• **What is required**
Select all lines in the records that include "data".

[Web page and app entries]
--- --- ---
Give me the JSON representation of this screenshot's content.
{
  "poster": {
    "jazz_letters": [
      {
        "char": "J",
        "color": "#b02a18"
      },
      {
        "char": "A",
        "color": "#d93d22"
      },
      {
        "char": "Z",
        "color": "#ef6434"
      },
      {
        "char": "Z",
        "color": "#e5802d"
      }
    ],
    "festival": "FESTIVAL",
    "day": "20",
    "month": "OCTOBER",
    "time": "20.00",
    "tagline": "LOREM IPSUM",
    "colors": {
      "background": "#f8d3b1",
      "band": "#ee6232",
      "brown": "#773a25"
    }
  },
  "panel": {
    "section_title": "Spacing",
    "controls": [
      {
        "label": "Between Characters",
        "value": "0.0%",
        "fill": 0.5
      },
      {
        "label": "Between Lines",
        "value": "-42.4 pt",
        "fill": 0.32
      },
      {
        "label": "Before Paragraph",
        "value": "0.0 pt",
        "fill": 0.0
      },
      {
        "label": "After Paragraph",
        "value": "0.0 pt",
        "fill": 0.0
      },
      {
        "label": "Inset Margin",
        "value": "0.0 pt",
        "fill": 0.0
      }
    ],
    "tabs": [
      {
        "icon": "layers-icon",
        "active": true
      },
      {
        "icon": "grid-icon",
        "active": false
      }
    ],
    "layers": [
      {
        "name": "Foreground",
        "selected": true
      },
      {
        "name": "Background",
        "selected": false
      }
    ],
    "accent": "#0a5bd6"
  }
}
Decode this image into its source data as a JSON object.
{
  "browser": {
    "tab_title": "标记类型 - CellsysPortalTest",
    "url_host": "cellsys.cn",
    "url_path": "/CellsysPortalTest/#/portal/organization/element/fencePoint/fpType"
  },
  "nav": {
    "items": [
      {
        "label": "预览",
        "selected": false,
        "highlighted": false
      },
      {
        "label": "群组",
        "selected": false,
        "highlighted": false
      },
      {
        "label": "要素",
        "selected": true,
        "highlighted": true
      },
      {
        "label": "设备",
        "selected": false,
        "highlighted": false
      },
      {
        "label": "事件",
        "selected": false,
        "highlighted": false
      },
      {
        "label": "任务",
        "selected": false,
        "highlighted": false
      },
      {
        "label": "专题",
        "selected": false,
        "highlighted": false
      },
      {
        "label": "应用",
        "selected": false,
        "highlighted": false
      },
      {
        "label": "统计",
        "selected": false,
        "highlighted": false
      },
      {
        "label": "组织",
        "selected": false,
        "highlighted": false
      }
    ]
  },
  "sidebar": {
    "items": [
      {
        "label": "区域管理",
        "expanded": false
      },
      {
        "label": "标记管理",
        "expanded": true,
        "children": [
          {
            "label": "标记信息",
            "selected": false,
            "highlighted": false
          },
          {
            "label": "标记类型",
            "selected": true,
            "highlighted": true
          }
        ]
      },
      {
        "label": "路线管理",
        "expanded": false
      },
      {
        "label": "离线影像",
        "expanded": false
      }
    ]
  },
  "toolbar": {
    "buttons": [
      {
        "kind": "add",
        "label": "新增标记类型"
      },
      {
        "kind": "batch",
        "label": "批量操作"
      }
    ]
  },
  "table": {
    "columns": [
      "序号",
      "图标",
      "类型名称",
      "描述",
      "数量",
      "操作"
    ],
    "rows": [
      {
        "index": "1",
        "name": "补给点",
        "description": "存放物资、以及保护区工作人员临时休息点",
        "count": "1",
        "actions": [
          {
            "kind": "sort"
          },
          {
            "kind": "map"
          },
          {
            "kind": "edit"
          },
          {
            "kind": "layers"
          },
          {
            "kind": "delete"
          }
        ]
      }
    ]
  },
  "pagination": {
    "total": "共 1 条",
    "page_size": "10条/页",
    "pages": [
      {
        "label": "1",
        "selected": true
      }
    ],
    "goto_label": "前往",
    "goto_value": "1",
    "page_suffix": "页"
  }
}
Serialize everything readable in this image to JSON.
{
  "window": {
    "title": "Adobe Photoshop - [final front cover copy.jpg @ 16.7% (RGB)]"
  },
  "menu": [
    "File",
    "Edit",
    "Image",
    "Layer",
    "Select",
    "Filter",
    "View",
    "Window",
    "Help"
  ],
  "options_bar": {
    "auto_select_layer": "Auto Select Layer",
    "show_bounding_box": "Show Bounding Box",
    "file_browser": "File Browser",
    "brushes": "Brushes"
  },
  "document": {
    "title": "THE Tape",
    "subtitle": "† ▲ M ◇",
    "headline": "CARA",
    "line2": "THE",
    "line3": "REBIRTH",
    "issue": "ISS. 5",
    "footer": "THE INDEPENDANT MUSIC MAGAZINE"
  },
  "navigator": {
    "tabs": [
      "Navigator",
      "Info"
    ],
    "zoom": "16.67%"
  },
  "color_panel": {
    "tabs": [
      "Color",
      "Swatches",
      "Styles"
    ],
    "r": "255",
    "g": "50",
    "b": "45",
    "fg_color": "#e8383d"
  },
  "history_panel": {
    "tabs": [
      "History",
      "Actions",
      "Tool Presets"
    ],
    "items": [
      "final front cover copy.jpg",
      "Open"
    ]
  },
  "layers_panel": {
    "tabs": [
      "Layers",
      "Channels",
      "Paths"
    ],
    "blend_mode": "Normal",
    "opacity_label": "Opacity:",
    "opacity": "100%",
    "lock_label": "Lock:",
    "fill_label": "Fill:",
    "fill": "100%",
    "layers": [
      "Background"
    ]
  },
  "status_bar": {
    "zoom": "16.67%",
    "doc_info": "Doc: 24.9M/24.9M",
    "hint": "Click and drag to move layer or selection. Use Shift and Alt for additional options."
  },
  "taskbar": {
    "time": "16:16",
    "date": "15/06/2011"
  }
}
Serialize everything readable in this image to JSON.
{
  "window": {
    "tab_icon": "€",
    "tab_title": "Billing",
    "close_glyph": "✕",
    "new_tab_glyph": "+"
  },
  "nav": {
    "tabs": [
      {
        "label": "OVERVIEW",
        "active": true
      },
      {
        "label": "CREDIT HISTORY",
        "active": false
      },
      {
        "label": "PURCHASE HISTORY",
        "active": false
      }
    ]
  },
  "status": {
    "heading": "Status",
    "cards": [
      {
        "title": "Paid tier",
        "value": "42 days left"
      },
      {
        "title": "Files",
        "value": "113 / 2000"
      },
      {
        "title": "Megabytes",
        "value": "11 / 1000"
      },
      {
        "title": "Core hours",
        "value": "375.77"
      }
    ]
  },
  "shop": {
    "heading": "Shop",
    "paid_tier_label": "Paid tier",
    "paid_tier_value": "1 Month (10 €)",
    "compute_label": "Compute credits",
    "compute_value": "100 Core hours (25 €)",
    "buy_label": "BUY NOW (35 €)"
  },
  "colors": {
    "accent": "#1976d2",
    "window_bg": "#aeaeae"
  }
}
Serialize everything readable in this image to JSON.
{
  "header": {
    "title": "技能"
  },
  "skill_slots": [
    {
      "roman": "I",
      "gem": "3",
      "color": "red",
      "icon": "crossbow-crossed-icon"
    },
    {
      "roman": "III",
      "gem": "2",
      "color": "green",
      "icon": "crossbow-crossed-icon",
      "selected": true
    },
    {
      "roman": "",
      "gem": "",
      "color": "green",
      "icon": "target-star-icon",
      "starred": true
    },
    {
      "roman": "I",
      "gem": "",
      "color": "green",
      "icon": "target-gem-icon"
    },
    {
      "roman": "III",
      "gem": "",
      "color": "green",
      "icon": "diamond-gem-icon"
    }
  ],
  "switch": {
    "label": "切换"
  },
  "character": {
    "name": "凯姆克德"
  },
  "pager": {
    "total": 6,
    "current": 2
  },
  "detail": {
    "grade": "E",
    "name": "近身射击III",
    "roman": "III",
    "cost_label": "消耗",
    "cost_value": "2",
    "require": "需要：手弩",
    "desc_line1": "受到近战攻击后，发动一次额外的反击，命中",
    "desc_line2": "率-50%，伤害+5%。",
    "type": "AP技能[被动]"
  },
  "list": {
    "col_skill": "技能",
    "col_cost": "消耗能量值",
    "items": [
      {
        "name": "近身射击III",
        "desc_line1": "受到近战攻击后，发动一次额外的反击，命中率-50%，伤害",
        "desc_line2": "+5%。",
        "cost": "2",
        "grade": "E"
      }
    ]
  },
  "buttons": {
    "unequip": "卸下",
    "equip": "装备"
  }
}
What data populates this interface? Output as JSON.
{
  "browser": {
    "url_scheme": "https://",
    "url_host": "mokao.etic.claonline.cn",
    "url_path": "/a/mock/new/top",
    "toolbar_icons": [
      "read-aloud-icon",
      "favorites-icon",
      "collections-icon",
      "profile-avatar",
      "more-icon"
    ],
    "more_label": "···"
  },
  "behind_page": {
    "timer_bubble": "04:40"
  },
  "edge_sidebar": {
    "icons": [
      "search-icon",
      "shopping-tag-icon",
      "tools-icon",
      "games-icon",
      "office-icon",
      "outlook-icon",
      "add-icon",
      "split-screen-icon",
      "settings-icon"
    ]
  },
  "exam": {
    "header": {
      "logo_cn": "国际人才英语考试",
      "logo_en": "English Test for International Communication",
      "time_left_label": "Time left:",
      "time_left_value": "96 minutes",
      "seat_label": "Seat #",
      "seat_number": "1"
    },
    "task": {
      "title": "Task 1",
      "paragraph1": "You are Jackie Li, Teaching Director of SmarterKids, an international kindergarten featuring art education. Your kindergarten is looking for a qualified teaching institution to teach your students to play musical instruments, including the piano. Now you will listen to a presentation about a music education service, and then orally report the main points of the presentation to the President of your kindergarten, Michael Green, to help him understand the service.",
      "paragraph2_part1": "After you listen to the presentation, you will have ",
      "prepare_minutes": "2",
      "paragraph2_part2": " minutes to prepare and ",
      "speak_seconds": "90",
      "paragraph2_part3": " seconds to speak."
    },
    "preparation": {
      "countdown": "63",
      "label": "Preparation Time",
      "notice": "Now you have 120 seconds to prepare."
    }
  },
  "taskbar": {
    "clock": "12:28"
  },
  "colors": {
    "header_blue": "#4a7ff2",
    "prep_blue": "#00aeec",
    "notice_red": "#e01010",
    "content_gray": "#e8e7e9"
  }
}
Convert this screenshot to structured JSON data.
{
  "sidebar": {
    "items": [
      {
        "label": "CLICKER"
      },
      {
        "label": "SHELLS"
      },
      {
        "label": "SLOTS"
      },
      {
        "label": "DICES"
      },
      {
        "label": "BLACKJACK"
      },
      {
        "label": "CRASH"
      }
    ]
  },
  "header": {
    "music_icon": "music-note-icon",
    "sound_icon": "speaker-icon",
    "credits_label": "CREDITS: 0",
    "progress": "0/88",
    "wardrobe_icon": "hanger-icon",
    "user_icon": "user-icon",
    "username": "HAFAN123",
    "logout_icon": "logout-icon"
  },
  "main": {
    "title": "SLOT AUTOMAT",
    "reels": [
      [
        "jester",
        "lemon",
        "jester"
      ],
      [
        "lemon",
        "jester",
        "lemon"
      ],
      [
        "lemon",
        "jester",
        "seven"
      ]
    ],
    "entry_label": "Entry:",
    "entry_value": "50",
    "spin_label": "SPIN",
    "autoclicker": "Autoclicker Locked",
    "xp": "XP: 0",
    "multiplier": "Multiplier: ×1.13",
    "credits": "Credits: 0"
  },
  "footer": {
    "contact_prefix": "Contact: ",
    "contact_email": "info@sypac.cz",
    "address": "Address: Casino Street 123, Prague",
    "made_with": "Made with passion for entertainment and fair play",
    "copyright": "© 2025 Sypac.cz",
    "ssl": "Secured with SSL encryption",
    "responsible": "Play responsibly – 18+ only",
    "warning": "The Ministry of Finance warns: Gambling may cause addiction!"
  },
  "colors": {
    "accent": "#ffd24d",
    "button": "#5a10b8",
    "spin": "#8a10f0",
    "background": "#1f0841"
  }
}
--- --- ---
• **Solution to this problem**
Decode this image into its source data as a JSON object.
What data populates this interface? Output as JSON.
Convert this screenshot to structured JSON data.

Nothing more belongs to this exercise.